How do you undertake your research?

I have a year by year time-line of all the major events in Sir Sidney’s life. Paralleling that is a time-line of other things that were happening in the world at the same time. I’ll look at that sheet and decide how much I want to bite off for the next book.

Then, I start a process of reading everything I can get my hands on about Sir Sidney during that period, as well as the other people and events. That gives me the rough sequence of things that will be covered.

Once I have that list, I’ll refine it by drilling down on each item. I’ll keep pushing my reading back until I am at the primary sources—people who wrote in the late 1700s and early-1800s about the things they actually saw or experienced. Their recollections, stories, and anecdotes are, I think, what gives my books much of their color and realism.

Finally, I fire up my word processor and type in: “It was a dark and stormy night.” That terrible opening will awaken Sir Sidney, Lucas, and Susan who will severally or together scream, “Take that out of there, you blockhead. What’s wrong with you!” Then, they’ll huddle for a few moments and say, “Okay, here’s how the book is going to start…” and off we go.

You have a busy career as Senior Editor of Fireship Press. Does this present any special challenges when writing your own books?

Yes! Bigtime! But that takes some explanation.

Fireship Press actually began about six or seven years ago, when I wrote a best seller (a golf book of all things) with Tom Wishon. But, my heart really wasn’t in sports writing; it was in historical fiction, and nautical fiction in particular. I was also sick and tired of the way authors (me included) were being treated by the publishing houses of the day, so I took the royalties from the golf book, attracted some additional investors, and started Fireship Press. I have since bought-out the other investors, so I am now the chief cook and a bottle washer at Fireship Press.

Launching a publishing house from scratch requires a HUGE investment of time and effort—more than I ever dreamed. That’s why there was such a gap between publishing The Temple and Acre. I was working on Fireship literally seven days a week, 10-12 hours a day; but, it’s all been worth it.

Fireship has been a tremendous success. Our revenue is running way above what we projected for this point (Recession? What recession?). Indeed, we now have authors jumping to Fireship from publishers like Scribner, Doubleday, Knopf, Penguin, Bantam, and the Naval Institute Press, to name a few.

But, the best part is the author’s I’ve been able to “discover” and bring to market. Alaric Bond, I predict, will become one of the best known nautical fiction writers of our day. Potentially in that same class are people like James Boschert (The Assassins of Alamut, Knight Assassin), Marina Neary (Wynfield's Kingdom, Wynfield’s War), Linda Collison (Surgeon’s Mate), and Steven Maffeo, the well-known nautical historian who has just published his first novel with us (The Perfect Wreck). I am really proud of these and all the author’s we’ve been able to attract.

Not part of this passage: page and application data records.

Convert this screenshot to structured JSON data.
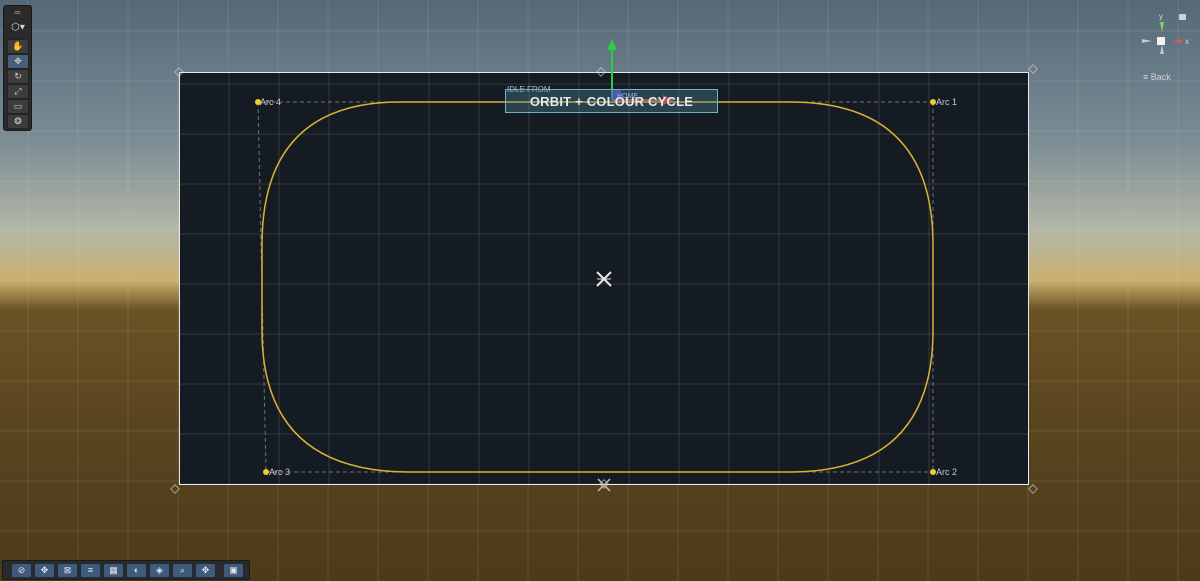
{
  "scene": {
    "title": "ORBIT + COLOUR CYCLE",
    "state_label": "IDLE FROM",
    "anchor_label": "HOME"
  },
  "arcs": [
    {
      "label": "Arc 1"
    },
    {
      "label": "Arc 2"
    },
    {
      "label": "Arc 3"
    },
    {
      "label": "Arc 4"
    }
  ],
  "tools": {
    "header": "═",
    "dropdown": "▾",
    "items": [
      {
        "icon": "hand-icon",
        "glyph": "✋",
        "active": false
      },
      {
        "icon": "move-icon",
        "glyph": "✥",
        "active": true
      },
      {
        "icon": "rotate-icon",
        "glyph": "↻",
        "active": false
      },
      {
        "icon": "scale-icon",
        "glyph": "⤢",
        "active": false
      },
      {
        "icon": "rect-icon",
        "glyph": "▭",
        "active": false
      },
      {
        "icon": "transform-icon",
        "glyph": "❂",
        "active": false
      }
    ]
  },
  "bottom_toolbar": [
    {
      "icon": "orbit-tool-icon",
      "glyph": "⊘"
    },
    {
      "icon": "move-tool-icon",
      "glyph": "✥"
    },
    {
      "icon": "collapse-icon",
      "glyph": "⊠"
    },
    {
      "icon": "sliders-icon",
      "glyph": "≡"
    },
    {
      "icon": "grid-toggle-icon",
      "glyph": "▦"
    },
    {
      "icon": "moon-icon",
      "glyph": "◐"
    },
    {
      "icon": "layers-icon",
      "glyph": "◈"
    },
    {
      "icon": "zoom-icon",
      "glyph": "⌕"
    },
    {
      "icon": "pan-icon",
      "glyph": "✥"
    },
    {
      "icon": "camera-icon",
      "glyph": "▣"
    }
  ],
  "gizmo": {
    "y_label": "y",
    "x_label": "x",
    "back_label": "≡ Back"
  },
  "colors": {
    "curve": "#d8b332",
    "point": "#f0d020",
    "y_axis": "#2ecc40",
    "x_axis": "#e23b3b"
  }
}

What’s next in the Sir Sidney Smith Nautical Adventure Series?

Sir Sidney will be shadowing Napoleon in his retreat back to Egypt. Once there, Napoleon will hightail it back to France, and Sir Sidney will negotiate the honorable surrender of the French Armée d'Orient — except for one teensy problem. His political enemies back in England have arranged for Smith’s treaty to be annulled. This sets the stage for a bloody (and needless) invasion of Egypt by a combined British Army and Royal Navy force under the command of Sir Ralph Abercromby.

Is there anything else you would like to share with readers?

Yes, two things.

First, I’d like to invite everyone to visit our website at While you’re there, you might want to check out our offer of FREE books, including postage. All you have to do in exchange is write a review on Amazon. We don’t care if your review is good, bad, or indifferent (well… actually we do, but we’re not going to try to influence you); but we’d like those reviews.

Second, if any of your readers are also writers, we’re always looking for the next Alaric Bond. Alaric was once one of you. We learned of him because he was a regular contributor here at Astrodene's Historical Naval Fiction forum.

Acre is published by Fireship Press.




© 2008-2024 David Hayes (Astrodene)